The more we studied and prayed, the harder it got to reconcile a large bank account with a world that dies of starvation while we sleep. Our current life and all of our future didn't put us in the path of people who struggled.

God sensed our wavering, so he shoved us right into the deep end. He started relieving us of our money. (We couldn't be trusted to do it willingly, back then.)

He shoved and we reached and he grabbed and with our hair still dripping down our necks, we realized that he was close enough to touch. And we were still standing. So maybe we could try it his way.

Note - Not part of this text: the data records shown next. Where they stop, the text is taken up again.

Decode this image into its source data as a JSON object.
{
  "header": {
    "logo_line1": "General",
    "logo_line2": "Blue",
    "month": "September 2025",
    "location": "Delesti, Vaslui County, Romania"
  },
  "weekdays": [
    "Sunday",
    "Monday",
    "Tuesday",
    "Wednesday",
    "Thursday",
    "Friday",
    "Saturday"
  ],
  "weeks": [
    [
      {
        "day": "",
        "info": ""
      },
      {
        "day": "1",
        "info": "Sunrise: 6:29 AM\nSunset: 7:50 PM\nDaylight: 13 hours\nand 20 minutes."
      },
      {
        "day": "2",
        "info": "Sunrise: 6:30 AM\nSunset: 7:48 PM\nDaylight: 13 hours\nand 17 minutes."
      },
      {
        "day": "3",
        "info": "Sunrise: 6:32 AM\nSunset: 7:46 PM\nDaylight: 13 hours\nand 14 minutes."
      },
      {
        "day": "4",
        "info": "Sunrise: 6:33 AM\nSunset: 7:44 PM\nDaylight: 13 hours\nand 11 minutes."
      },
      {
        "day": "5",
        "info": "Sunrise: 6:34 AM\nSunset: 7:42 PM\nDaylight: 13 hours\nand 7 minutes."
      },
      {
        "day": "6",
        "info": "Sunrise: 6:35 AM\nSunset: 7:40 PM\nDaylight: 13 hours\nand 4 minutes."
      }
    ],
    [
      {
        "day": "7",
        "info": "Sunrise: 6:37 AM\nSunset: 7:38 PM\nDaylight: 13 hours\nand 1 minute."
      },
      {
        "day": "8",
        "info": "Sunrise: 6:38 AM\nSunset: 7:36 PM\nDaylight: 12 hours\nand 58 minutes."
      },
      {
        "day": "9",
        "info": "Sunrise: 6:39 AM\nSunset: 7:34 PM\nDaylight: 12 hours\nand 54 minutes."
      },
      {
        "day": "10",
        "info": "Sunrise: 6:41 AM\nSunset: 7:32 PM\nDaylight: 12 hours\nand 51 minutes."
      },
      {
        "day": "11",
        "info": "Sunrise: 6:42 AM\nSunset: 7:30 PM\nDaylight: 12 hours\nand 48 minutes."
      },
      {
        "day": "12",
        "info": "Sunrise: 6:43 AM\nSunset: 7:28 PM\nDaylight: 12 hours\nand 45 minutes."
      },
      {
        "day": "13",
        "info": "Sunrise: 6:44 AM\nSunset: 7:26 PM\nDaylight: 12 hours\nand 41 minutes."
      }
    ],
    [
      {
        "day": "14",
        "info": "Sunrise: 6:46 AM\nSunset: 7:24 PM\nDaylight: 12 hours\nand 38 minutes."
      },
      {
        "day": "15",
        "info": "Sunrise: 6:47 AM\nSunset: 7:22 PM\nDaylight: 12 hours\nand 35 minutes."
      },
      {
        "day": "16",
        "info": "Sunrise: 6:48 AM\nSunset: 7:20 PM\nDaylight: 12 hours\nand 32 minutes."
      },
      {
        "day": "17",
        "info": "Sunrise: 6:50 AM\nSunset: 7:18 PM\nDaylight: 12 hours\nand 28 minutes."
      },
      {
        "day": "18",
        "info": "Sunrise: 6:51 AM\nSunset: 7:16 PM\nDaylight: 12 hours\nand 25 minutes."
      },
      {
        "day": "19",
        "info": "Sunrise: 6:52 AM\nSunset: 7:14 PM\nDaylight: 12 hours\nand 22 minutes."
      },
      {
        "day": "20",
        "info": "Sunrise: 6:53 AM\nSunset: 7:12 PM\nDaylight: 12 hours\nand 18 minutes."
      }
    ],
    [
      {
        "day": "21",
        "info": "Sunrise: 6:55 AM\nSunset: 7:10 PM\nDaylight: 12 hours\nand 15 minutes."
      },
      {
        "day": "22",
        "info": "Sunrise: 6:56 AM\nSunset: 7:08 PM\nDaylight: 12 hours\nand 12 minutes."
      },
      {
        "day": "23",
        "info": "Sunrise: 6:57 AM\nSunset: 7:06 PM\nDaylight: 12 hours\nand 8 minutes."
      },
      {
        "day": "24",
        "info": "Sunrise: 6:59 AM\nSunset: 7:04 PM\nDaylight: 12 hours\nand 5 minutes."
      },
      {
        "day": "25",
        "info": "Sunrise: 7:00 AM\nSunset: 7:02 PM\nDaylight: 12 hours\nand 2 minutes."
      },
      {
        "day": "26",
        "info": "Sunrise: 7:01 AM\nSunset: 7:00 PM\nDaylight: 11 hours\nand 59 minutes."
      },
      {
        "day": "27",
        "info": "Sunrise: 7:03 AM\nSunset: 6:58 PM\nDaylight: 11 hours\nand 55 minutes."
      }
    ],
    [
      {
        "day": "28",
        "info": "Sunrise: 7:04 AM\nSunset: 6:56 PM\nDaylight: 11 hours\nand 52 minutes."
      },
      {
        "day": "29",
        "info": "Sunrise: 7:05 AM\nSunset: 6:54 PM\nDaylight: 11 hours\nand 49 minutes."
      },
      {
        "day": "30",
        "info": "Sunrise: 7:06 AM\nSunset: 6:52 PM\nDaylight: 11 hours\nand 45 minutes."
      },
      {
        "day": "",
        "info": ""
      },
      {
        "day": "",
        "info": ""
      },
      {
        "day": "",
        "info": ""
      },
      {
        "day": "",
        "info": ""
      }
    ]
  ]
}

We did all we knew to do, we turned off the radio and we let those old dreams die. It was more painful than it should have been. But while the old roots died, new dreams started to take shape and they looked more like Heaven than a Nissan. We started to think more about the things of Heaven and much less about the things of earth. Life started to feel really long, like maybe we were put here for 80 years to do more than buy crap and feel safe on our own merit.

So I'm conflicted on Dave. I'm thankful for that Excel budget sheet that I look at every month. Being debt free (aside from our mortgage) expedited the start of our new dreams, in which Cory took a job that paid less and we brought home our third child. But he made it harder to "downgrade" our dreams for this life and to re-frame what it might look like to live "like no one else". Dave taught us more about Biblical stewardship. He reaffirmed the importance of living below our means. I just wish he had stopped right there.

Sacrifice was never meant to expire when we hit a certain age or the balance grows tall enough. God's money was never meant to be stock-piled.